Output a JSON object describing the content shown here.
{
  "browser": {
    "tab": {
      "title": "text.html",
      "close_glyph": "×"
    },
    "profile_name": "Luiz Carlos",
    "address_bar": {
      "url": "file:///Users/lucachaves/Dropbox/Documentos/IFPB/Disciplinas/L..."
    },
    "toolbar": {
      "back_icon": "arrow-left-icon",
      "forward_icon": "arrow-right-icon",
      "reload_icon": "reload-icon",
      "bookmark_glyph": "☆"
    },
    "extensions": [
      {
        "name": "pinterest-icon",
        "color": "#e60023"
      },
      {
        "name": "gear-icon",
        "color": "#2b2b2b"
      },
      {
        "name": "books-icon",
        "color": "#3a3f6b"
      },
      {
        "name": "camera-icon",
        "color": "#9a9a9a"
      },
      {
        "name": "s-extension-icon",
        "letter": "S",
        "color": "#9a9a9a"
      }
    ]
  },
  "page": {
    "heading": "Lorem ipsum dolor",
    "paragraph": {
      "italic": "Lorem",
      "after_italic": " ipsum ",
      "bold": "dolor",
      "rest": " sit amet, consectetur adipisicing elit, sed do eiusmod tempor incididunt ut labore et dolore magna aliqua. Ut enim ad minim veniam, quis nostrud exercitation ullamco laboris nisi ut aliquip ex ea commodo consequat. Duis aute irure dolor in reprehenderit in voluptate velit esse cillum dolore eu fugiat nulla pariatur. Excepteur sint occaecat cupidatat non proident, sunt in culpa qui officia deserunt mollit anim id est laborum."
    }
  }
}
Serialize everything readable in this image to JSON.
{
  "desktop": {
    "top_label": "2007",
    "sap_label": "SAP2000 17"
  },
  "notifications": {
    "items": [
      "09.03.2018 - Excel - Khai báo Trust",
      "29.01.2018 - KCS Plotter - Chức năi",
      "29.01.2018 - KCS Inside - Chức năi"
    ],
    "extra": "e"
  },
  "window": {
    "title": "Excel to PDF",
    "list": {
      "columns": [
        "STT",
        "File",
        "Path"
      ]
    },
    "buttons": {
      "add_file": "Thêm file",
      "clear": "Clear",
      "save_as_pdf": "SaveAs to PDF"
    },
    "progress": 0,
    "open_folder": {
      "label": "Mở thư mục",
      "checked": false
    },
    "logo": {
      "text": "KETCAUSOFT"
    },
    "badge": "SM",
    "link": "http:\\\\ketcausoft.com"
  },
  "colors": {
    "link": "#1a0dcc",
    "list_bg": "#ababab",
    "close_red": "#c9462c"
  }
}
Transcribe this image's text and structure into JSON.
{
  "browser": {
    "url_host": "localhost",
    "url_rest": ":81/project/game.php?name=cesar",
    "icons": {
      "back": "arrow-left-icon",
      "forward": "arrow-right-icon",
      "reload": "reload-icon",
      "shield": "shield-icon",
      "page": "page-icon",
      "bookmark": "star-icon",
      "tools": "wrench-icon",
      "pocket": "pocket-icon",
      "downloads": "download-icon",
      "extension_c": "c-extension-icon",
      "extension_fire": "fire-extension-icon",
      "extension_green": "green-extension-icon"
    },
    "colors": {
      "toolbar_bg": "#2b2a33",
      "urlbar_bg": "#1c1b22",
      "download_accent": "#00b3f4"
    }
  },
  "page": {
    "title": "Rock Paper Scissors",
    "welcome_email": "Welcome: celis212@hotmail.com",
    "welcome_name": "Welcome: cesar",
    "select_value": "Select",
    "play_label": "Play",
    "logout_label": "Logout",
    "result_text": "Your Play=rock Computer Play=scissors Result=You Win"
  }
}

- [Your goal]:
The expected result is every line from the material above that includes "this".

- [Problem solution]:
Serialize everything readable in this image to JSON.
Transcribe this image's text and structure into JSON.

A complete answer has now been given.